» The problem
For the entries below, say how many lines hold the word "阻焊前处理", with the number as the only reply.

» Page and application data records
--*--

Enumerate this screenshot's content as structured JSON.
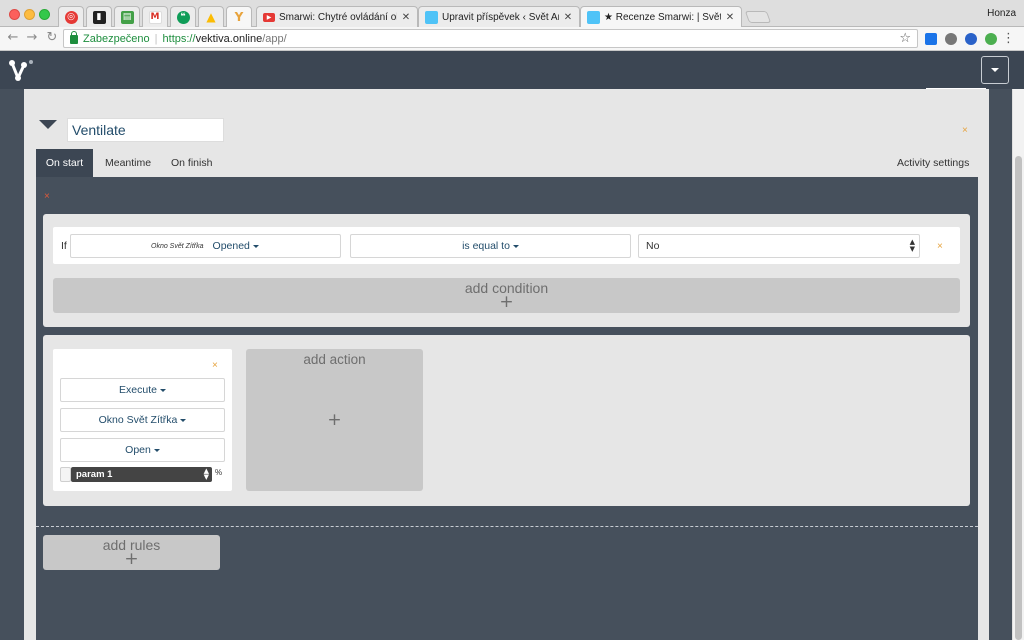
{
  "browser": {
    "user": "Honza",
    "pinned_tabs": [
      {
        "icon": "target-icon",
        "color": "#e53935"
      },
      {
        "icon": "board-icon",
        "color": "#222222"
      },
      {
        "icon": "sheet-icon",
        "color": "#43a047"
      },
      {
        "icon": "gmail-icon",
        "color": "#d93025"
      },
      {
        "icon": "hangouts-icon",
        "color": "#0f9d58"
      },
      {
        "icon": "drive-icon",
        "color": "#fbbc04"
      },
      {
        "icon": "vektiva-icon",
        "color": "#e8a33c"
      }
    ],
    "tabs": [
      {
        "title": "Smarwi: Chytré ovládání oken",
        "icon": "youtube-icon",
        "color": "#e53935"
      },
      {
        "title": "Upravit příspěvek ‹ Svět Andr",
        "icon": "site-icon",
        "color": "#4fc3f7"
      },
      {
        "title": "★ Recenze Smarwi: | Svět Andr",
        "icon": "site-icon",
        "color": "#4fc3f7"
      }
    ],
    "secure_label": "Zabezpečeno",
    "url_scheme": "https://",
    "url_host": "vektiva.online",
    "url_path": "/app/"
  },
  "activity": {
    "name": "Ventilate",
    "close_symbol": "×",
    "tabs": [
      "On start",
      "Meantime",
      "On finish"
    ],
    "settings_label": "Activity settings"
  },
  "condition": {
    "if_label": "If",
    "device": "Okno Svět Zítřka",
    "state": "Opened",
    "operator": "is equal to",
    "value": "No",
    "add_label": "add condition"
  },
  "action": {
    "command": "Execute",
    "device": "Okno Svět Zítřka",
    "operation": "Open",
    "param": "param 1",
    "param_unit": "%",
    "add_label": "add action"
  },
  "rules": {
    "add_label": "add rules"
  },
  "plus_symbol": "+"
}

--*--

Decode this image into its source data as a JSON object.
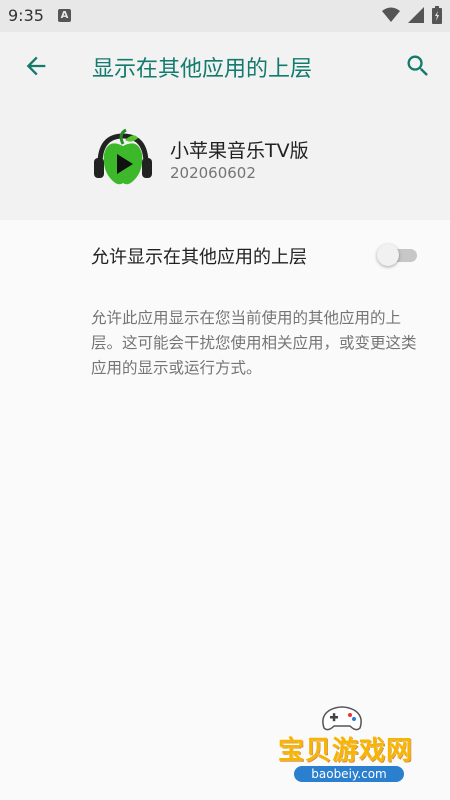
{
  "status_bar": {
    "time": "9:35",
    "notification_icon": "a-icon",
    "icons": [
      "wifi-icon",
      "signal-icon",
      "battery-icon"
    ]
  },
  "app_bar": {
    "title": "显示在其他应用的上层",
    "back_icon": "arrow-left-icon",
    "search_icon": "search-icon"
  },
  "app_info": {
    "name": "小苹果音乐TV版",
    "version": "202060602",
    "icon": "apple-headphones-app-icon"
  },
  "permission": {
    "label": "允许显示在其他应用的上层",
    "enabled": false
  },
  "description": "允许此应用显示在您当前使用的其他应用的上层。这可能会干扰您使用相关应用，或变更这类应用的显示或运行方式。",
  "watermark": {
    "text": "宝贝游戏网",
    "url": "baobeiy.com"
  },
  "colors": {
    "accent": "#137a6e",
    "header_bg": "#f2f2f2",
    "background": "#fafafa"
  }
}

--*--

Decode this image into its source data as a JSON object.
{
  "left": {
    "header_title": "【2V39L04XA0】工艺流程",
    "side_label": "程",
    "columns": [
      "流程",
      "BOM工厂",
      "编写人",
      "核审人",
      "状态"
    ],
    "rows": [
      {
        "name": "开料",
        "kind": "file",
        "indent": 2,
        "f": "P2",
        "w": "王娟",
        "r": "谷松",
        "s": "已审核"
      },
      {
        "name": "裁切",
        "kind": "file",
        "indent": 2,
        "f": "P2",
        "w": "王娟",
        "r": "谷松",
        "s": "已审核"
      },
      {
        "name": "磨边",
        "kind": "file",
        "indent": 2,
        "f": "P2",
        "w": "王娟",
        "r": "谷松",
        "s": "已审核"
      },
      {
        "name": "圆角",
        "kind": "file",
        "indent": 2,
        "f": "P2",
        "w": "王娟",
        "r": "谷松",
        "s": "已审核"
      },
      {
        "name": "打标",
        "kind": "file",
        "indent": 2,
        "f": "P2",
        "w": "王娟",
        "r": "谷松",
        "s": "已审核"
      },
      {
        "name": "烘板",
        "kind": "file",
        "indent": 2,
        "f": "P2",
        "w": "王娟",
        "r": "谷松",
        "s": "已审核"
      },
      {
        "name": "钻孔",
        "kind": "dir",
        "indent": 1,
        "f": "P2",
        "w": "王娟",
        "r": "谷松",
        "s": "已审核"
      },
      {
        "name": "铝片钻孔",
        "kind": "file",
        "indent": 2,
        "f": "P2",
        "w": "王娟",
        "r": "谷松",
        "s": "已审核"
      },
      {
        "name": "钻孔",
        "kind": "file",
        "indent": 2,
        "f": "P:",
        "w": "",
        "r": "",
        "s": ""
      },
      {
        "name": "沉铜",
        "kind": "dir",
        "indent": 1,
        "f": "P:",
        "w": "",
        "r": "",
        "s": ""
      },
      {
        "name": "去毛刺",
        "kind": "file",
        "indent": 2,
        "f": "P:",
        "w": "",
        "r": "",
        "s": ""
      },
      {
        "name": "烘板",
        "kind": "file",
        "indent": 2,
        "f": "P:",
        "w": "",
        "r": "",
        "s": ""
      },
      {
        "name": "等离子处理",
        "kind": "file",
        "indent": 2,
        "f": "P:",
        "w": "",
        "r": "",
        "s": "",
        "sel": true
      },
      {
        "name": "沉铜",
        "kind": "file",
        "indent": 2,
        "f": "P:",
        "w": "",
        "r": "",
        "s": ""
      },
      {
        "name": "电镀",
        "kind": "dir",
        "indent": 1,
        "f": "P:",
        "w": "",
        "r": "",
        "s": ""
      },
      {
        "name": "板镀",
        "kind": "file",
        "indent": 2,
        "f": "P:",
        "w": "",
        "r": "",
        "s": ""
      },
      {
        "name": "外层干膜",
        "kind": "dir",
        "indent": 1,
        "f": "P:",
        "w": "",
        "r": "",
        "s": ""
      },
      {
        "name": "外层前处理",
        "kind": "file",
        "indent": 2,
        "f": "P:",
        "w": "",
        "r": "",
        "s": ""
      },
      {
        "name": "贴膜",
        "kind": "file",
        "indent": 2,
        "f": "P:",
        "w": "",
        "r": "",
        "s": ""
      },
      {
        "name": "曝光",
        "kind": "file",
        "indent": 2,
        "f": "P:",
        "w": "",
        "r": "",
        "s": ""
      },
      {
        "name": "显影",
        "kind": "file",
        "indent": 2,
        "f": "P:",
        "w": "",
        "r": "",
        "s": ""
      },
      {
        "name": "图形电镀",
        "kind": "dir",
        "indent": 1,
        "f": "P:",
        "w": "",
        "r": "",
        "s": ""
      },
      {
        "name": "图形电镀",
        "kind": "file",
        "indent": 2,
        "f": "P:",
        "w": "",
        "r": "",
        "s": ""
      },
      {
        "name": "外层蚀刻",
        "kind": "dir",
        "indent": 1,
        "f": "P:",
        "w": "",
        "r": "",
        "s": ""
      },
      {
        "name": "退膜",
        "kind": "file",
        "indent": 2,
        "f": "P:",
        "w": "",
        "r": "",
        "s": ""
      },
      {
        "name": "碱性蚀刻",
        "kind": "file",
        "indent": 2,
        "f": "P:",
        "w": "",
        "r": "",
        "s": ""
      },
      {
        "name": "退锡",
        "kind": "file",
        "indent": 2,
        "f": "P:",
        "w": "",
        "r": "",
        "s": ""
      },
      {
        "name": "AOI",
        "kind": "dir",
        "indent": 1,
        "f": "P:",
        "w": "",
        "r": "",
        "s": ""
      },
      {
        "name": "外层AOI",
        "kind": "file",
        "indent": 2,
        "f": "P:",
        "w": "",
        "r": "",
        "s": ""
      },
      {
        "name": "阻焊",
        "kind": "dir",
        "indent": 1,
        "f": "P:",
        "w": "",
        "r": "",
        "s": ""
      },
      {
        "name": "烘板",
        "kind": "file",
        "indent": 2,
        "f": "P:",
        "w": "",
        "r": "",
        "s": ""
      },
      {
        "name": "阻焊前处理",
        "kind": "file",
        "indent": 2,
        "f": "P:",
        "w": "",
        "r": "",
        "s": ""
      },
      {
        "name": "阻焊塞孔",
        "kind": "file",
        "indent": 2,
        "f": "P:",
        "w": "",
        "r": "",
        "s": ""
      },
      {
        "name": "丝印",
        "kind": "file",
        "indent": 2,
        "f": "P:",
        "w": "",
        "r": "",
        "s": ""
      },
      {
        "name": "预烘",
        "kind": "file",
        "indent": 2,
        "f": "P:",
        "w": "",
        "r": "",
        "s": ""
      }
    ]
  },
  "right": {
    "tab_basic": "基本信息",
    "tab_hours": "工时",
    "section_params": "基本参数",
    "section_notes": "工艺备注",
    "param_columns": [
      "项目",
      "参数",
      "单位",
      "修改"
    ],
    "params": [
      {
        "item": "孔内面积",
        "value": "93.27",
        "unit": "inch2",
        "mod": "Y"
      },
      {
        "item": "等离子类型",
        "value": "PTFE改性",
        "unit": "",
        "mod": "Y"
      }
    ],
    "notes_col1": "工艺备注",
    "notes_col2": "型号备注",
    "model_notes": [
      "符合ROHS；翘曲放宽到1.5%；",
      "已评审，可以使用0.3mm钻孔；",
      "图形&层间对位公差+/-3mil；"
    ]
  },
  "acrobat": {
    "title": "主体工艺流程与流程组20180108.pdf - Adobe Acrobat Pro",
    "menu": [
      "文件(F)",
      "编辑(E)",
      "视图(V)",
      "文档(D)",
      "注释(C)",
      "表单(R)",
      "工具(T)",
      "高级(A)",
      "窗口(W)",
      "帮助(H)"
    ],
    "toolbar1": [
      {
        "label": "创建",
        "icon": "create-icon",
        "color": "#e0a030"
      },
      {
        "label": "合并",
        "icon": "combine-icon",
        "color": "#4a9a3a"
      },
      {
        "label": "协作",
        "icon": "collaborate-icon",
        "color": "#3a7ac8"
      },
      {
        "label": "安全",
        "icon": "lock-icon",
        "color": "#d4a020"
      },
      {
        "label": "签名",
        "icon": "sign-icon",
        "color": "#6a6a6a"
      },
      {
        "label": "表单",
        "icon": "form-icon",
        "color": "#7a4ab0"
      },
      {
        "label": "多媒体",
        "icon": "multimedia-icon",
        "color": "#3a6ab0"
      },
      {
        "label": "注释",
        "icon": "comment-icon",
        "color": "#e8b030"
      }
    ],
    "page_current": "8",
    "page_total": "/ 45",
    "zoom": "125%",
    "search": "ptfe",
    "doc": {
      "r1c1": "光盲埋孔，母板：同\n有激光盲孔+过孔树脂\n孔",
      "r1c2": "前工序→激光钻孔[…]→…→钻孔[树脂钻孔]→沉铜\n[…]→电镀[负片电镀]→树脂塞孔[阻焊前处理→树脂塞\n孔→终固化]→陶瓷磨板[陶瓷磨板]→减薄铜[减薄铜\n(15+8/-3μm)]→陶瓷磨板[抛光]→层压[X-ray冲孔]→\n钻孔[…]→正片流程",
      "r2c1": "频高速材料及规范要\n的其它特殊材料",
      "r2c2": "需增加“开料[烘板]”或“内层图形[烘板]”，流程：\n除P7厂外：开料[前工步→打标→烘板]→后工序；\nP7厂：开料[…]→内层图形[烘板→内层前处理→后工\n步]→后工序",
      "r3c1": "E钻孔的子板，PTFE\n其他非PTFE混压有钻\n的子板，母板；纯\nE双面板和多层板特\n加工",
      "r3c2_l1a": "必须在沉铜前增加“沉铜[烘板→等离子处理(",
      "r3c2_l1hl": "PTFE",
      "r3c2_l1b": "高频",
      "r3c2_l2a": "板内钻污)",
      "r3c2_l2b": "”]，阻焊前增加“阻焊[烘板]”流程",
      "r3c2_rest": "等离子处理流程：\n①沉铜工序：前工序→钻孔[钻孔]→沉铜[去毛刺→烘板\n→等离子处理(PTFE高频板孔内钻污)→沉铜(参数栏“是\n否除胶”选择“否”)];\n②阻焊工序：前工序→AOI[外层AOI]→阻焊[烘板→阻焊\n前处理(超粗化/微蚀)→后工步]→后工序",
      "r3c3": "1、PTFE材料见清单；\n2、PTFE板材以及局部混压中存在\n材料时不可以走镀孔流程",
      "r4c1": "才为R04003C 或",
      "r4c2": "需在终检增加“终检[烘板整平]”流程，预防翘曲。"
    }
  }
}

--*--

» Solution to this exercise
2